OBJECTIVE: Primary spontaneous pneumothorax (PSP) is not uncommon in young men and is associated with frequent recurrence. The frequent recurrence after conservative treatment and resultant anxiety for recurrence are sources of disability. We explored which procedure is more appropriate as the initial therapy in terms of quality-adjusted life expectancy (QALE).

DESIGN: Decision analysis using a Markov model.

DATA SOURCES: Structured literature review for clinical probability. Utility derived from patients and medical staff using time trade-off method.

SETTING: Hypothetical cohort.

PATIENTS: Twenty-year-old men with a first episode of PSP for which simple aspiration was ineffective.

INTERVENTIONS: One of the following treatment options: 1) thoracoscopic surgery, 2) pleural drainage followed by thoracoscopic surgery for recurrence, 3) pleural drainage followed by thoracoscopic surgery for the second recurrence, 4) pleurodesis followed by thoracoscopic surgery for recurrence, 5) pleurodesis followed by thoracoscopic surgery for the second recurrence, 6) pleural drainage followed by pleurodesis for the first recurrence and thoracoscopic surgery for the second recurrence.

MEASUREMENTS AND MAIN RESULTS: During the 1-year period after one of the initial treatments, the QALE was 9.49 months for thoracoscopic surgery, 9.47 for pleurodesis, and 7.80–7.99 for pleural drainage. The QALE for thoracoscopic surgery was the longest among the 6 strategies during the period from 5 to 24 months. None of the variables in sensitivity analyses altered the main results except for thoracoscopic surgical death rate. When it exceeds 0.3%, pleurodesis becomes the preferred strategy.

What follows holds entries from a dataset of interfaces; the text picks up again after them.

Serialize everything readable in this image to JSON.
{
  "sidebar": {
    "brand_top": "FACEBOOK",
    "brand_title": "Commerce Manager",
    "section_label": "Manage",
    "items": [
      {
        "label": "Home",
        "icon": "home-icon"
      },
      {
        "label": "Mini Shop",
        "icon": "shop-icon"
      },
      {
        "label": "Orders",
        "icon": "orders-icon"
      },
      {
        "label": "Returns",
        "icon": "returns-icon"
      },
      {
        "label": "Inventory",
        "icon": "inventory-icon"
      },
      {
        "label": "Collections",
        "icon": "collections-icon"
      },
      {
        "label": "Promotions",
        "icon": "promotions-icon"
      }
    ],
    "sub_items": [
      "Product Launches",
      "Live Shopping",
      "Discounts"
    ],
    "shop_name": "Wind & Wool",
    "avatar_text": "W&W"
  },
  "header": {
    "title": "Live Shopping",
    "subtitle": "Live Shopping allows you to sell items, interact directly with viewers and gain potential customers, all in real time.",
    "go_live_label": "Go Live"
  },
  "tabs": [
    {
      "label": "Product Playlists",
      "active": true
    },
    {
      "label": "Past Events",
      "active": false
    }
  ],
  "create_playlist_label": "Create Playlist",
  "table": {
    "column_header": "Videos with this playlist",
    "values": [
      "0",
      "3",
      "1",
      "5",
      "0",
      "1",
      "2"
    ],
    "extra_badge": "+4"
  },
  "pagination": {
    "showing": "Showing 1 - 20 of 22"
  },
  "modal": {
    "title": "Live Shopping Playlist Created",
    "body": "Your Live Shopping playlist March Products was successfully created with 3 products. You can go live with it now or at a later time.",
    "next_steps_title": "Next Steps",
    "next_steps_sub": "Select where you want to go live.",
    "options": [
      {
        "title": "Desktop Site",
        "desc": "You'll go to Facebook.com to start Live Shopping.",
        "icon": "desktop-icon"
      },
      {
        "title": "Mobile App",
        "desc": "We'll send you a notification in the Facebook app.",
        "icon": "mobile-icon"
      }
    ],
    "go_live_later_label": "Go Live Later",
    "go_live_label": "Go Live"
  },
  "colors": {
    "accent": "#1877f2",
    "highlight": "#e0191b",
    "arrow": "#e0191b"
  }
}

CONCLUSION: On the basis of the current best available data and patients' preference, thoracoscopic surgery can be considered the treatment of choice for the first episode of PSP.